↓↓↓
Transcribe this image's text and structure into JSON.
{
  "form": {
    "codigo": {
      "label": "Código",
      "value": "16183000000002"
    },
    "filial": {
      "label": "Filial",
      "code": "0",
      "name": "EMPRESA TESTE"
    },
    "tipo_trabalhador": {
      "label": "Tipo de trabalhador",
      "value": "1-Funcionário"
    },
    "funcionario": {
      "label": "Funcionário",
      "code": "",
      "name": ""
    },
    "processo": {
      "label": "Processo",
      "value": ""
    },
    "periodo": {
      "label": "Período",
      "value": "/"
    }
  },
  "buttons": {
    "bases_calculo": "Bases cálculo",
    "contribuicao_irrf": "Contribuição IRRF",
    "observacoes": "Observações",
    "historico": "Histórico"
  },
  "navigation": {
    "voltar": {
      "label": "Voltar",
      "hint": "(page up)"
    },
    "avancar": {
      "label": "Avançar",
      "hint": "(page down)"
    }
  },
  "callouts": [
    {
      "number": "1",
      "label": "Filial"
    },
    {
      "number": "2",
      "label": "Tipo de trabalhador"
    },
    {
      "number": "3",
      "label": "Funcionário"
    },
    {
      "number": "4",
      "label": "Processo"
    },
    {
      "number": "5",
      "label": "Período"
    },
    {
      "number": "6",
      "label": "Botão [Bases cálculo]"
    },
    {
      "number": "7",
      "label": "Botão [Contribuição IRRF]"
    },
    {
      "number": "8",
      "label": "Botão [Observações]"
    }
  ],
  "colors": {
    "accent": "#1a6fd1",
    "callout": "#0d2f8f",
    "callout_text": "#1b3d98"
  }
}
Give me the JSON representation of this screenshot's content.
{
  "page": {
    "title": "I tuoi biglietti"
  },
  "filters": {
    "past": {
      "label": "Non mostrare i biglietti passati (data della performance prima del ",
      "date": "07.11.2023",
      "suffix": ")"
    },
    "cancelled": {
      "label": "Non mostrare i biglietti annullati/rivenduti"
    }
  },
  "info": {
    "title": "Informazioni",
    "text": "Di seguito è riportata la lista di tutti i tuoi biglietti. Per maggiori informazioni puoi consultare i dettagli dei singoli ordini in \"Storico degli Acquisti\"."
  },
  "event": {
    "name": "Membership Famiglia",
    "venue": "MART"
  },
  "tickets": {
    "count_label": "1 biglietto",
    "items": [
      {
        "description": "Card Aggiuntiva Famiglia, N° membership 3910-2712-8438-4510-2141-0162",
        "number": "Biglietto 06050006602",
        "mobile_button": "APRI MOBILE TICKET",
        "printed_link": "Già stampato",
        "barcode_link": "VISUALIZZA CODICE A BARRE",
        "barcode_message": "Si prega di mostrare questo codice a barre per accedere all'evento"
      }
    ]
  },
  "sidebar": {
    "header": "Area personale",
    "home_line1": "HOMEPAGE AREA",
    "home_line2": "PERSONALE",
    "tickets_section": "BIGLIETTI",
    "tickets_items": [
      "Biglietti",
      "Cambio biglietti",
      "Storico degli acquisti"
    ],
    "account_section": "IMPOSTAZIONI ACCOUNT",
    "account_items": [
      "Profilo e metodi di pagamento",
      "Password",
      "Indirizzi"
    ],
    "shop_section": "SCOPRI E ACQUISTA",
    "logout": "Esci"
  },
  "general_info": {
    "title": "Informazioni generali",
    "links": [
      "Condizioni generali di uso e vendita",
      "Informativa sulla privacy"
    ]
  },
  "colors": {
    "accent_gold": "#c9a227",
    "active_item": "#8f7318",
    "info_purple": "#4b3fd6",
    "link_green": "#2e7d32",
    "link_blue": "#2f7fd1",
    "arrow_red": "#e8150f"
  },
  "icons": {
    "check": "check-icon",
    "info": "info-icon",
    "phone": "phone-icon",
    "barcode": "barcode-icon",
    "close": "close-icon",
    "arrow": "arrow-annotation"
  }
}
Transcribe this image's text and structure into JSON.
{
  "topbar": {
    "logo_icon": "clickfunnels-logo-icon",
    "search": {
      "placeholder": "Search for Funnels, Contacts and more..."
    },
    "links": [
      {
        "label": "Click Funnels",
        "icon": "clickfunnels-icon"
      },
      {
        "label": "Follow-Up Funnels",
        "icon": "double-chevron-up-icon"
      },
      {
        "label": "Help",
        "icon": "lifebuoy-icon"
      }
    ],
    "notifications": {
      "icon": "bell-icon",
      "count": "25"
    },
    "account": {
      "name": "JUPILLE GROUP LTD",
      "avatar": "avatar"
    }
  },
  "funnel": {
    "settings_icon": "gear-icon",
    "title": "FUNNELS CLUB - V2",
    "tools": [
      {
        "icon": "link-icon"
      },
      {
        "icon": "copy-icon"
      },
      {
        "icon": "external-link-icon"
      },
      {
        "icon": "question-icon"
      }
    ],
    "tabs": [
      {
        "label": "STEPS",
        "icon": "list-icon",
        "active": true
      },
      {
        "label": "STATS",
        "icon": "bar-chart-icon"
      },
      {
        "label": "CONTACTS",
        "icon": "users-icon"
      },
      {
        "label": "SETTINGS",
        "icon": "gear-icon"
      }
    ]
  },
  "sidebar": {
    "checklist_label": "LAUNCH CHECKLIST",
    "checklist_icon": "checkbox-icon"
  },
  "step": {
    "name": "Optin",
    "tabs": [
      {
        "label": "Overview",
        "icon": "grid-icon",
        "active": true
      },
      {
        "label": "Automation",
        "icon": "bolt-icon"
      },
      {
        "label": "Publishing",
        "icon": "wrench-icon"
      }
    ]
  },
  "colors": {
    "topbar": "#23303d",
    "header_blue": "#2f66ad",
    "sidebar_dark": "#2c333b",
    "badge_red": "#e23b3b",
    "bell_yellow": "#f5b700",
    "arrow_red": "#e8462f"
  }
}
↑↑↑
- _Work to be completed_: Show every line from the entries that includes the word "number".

- _Answer to this problem_:
      "number": "1",
      "number": "2",
      "number": "3",
      "number": "4",
      "number": "5",
      "number": "6",
      "number": "7",
      "number": "8",
        "number": "Biglietto 06050006602",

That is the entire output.